Are lead levels falling in game meat?

Wild Justice has led the way in testing game meat (Pheasant, partridge (unknown species) and Woodpigeon) that has been on sale in supermarkets, online and in independent butchers and game dealers over the last three shooting seasons and reporting on the levels of lead found in that meat.

We have analysed (or, more correctly, had others analyse) Pheasant and partridge meat purchased from Harrods, Sainsbury’s , Waitrose, M&S and Lidl. Others have looked at the metallic composition of shot found in purchased game birds, and those studies indicate that lead is still used predominantly for shooting game which is sold for human consumption in the UK (see here). However, Wild Justice is in a unique position to comment, on the basis of hard facts, about what is happening to lead levels in game meat in the UK.

A short introduction to the subject: lead is a poison and its use has been regulated, across much of the world, in many uses such as in vehicle fuel, water pipes, paint and in food. That’s one reason why, when you go into a food store you can be reasonably sure that the meat you might buy won’t have high levels of lead in it. We’ve tested a variety of non-game meat over the last three years and found nothing whatsoever to worry about.

As this table shows, the measures of lead (Pb) levels in non-game meat are very low, and critically, there are no samples that breach the maximum legal level – which is 0.1mg of lead per kg of wet meat.

However, when it comes to game meat, much of it is shot with lead ammunition and tiny fragments of lead are shed from the ammunition as it passes through the flesh of the bird (or mammal) and lodge in the flesh (soon to be known as meat). These are tiny particles and cannot realistically be detected or removed from game meat in the cooking or preparation process. The way to prevent them from being in the meat is to use ammunition other than lead (such as steel and bismuth).

Bizarrely, despite all this being well-known, and despite there being health implications of eating high levels of lead (see here for just one example) there are no limits set for lead levels in game meat being sold to the public. Wild Justice believes this is wrong and a failure of governments to regulate for the public good.

But it means that however high the levels of lead, harmful lead, we find in game meat, this meat can legally be sold. Our work highlights the scale of the problem.

Levels of toxic lead in game meat samples: our sampling has only scratched the surface, but we seem to have the largest recent dataset of lead levels in UK game meat. How weird is that? A tiny organisation is leading the way in monitoring the levels of a poison in our food!

Here is a big table with lots of numbers in it:

This table is in the same format as the non-game table above. Whereas for non-game meat the righthand-most column has all zeros in it (showing that none of the samples was in excess of the legal level for non-game meat) in this table most samples have many lead levels that are legal, but would be illegal in non-game meat. There is one row, the penultimate row (Eat Wild partridge breast) that is an exception – we’ll come back to that.

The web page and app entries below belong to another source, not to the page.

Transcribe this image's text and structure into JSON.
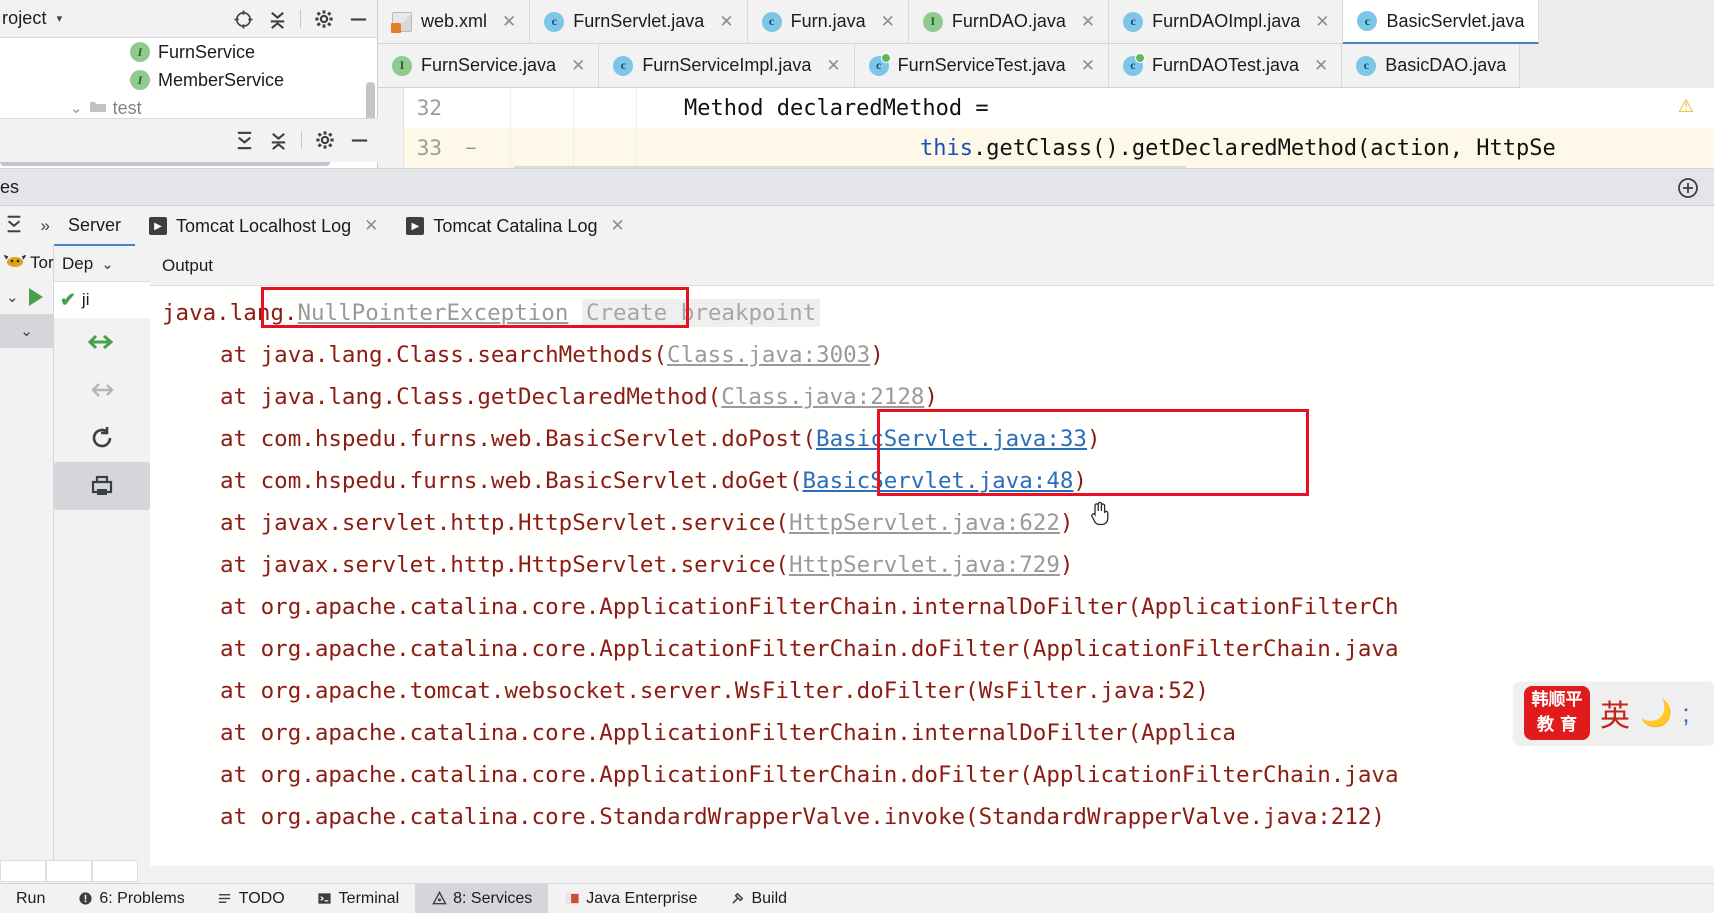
{
  "project_panel": {
    "title": "roject",
    "caret": "▾",
    "icons": [
      "locate-icon",
      "collapse-all-icon",
      "settings-gear-icon",
      "minimize-icon"
    ],
    "tree_items": [
      {
        "label": "FurnService",
        "icon": "interface-icon"
      },
      {
        "label": "MemberService",
        "icon": "interface-icon"
      },
      {
        "label": "test",
        "icon": "folder-icon"
      }
    ]
  },
  "structure_panel": {
    "icons": [
      "expand-all-icon",
      "collapse-all-icon",
      "settings-gear-icon",
      "minimize-icon"
    ]
  },
  "editor_tabs": {
    "row1": [
      {
        "label": "web.xml",
        "icon": "xml-file-icon",
        "active": false,
        "closable": true
      },
      {
        "label": "FurnServlet.java",
        "icon": "class-icon",
        "active": false,
        "closable": true
      },
      {
        "label": "Furn.java",
        "icon": "class-icon",
        "active": false,
        "closable": true
      },
      {
        "label": "FurnDAO.java",
        "icon": "interface-icon",
        "active": false,
        "closable": true
      },
      {
        "label": "FurnDAOImpl.java",
        "icon": "class-icon",
        "active": false,
        "closable": true
      },
      {
        "label": "BasicServlet.java",
        "icon": "class-icon",
        "active": true,
        "closable": false
      }
    ],
    "row2": [
      {
        "label": "FurnService.java",
        "icon": "interface-icon",
        "active": false,
        "closable": true
      },
      {
        "label": "FurnServiceImpl.java",
        "icon": "class-icon",
        "active": false,
        "closable": true
      },
      {
        "label": "FurnServiceTest.java",
        "icon": "test-class-icon",
        "active": false,
        "closable": true
      },
      {
        "label": "FurnDAOTest.java",
        "icon": "test-class-icon",
        "active": false,
        "closable": true
      },
      {
        "label": "BasicDAO.java",
        "icon": "class-icon",
        "active": false,
        "closable": false
      }
    ]
  },
  "editor": {
    "lines": [
      {
        "number": "32",
        "text": "Method declaredMethod =",
        "highlighted": false
      },
      {
        "number": "33",
        "text_pre": "",
        "keyword": "this",
        "text": ".getClass().getDeclaredMethod(action, HttpSe",
        "highlighted": true
      }
    ],
    "warning_icon": "warning-triangle-icon"
  },
  "services_band": {
    "title": "es",
    "right_icon": "add-service-icon"
  },
  "console_tabs": [
    {
      "label": "Server",
      "icon": null,
      "active": true,
      "closable": false
    },
    {
      "label": "Tomcat Localhost Log",
      "icon": "run-icon",
      "active": false,
      "closable": true
    },
    {
      "label": "Tomcat Catalina Log",
      "icon": "run-icon",
      "active": false,
      "closable": true
    }
  ],
  "run_rail": {
    "server_label": "Tor",
    "icons": [
      "tomcat-icon",
      "expand-chevron-icon",
      "run-play-icon",
      "chevron-down-icon"
    ]
  },
  "console_gutter": {
    "dropdown_label": "Dep",
    "dropdown_caret": "⌄",
    "status_label": "ji",
    "status_icon": "check-green-icon",
    "buttons": [
      "soft-wrap-icon",
      "scroll-to-end-icon",
      "rerun-icon",
      "print-icon"
    ]
  },
  "console": {
    "output_tab_label": "Output",
    "stack_trace": [
      {
        "indent": 0,
        "prefix": "java.lang.",
        "link": "NullPointerException",
        "link_style": "grey",
        "suffix": " ",
        "hint": "Create breakpoint"
      },
      {
        "indent": 1,
        "prefix": "at java.lang.Class.searchMethods(",
        "link": "Class.java:3003",
        "link_style": "grey",
        "suffix": ")"
      },
      {
        "indent": 1,
        "prefix": "at java.lang.Class.getDeclaredMethod(",
        "link": "Class.java:2128",
        "link_style": "grey",
        "suffix": ")"
      },
      {
        "indent": 1,
        "prefix": "at com.hspedu.furns.web.BasicServlet.doPost(",
        "link": "BasicServlet.java:33",
        "link_style": "blue",
        "suffix": ")"
      },
      {
        "indent": 1,
        "prefix": "at com.hspedu.furns.web.BasicServlet.doGet(",
        "link": "BasicServlet.java:48",
        "link_style": "blue",
        "suffix": ")"
      },
      {
        "indent": 1,
        "prefix": "at javax.servlet.http.HttpServlet.service(",
        "link": "HttpServlet.java:622",
        "link_style": "grey",
        "suffix": ")"
      },
      {
        "indent": 1,
        "prefix": "at javax.servlet.http.HttpServlet.service(",
        "link": "HttpServlet.java:729",
        "link_style": "grey",
        "suffix": ")"
      },
      {
        "indent": 1,
        "prefix": "at org.apache.catalina.core.ApplicationFilterChain.internalDoFilter(ApplicationFilterCh",
        "link": "",
        "link_style": "none",
        "suffix": ""
      },
      {
        "indent": 1,
        "prefix": "at org.apache.catalina.core.ApplicationFilterChain.doFilter(ApplicationFilterChain.java",
        "link": "",
        "link_style": "none",
        "suffix": ""
      },
      {
        "indent": 1,
        "prefix": "at org.apache.tomcat.websocket.server.WsFilter.doFilter(WsFilter.java:52)",
        "link": "",
        "link_style": "none",
        "suffix": ""
      },
      {
        "indent": 1,
        "prefix": "at org.apache.catalina.core.ApplicationFilterChain.internalDoFilter(Applica",
        "link": "",
        "link_style": "none",
        "suffix": ""
      },
      {
        "indent": 1,
        "prefix": "at org.apache.catalina.core.ApplicationFilterChain.doFilter(ApplicationFilterChain.java",
        "link": "",
        "link_style": "none",
        "suffix": ""
      },
      {
        "indent": 1,
        "prefix": "at org.apache.catalina.core.StandardWrapperValve.invoke(StandardWrapperValve.java:212)",
        "link": "",
        "link_style": "none",
        "suffix": ""
      }
    ]
  },
  "ime_widget": {
    "logo_line1": "韩顺平",
    "logo_line2": "教 育",
    "mode": "英",
    "moon_icon": "moon-icon",
    "semicolon": ";"
  },
  "status_bar": [
    {
      "label": "Run",
      "icon": null,
      "selected": false
    },
    {
      "label": "6: Problems",
      "icon": "problems-icon",
      "selected": false
    },
    {
      "label": "TODO",
      "icon": "todo-icon",
      "selected": false
    },
    {
      "label": "Terminal",
      "icon": "terminal-icon",
      "selected": false
    },
    {
      "label": "8: Services",
      "icon": "services-icon",
      "selected": true
    },
    {
      "label": "Java Enterprise",
      "icon": "java-ee-icon",
      "selected": false
    },
    {
      "label": "Build",
      "icon": "build-hammer-icon",
      "selected": false
    }
  ],
  "colors": {
    "exception_red": "#8c1c13",
    "link_blue": "#2a6ebb",
    "link_grey": "#9a9a9a",
    "annotation_red": "#e81123",
    "accent_blue": "#4683c9",
    "ime_red": "#e11b1b"
  }
}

The rows shaded in yellow are this shooting season’s results (and are discussed in a bit more detail in our two previous blog posts), the unshaded rows are results you have seen before if you have been following our work on this issue.

Is there evidence here of lower lead levels in game meat on sale to the public? Yes, although it is too soon to whoop with joy and there is a long way to go. But all credit to Holme Farmed Venison whose Eat Wild partridge breasts were the first samples we have seen of game meat where all of the samples had below the legal level of lead for non-game meat. That’s good and came as a pleasant surprise. As a very rough and ready measure, if one compares the proportion of samples above 0.1mg/kg Pb ww this year, 52/95 (55%), with those from the previous two years, 93/119 (78%) it looks as though things might be getting better (and it would look that way even more if we hadn’t discovered those very high levels in Lidl stores in Northern Ireland and the Republic of Ireland).

There is evidence, but not proof, that things are getting better. Wild Justice will continue to test game meat samples next shooting season to see whether things really are getting better.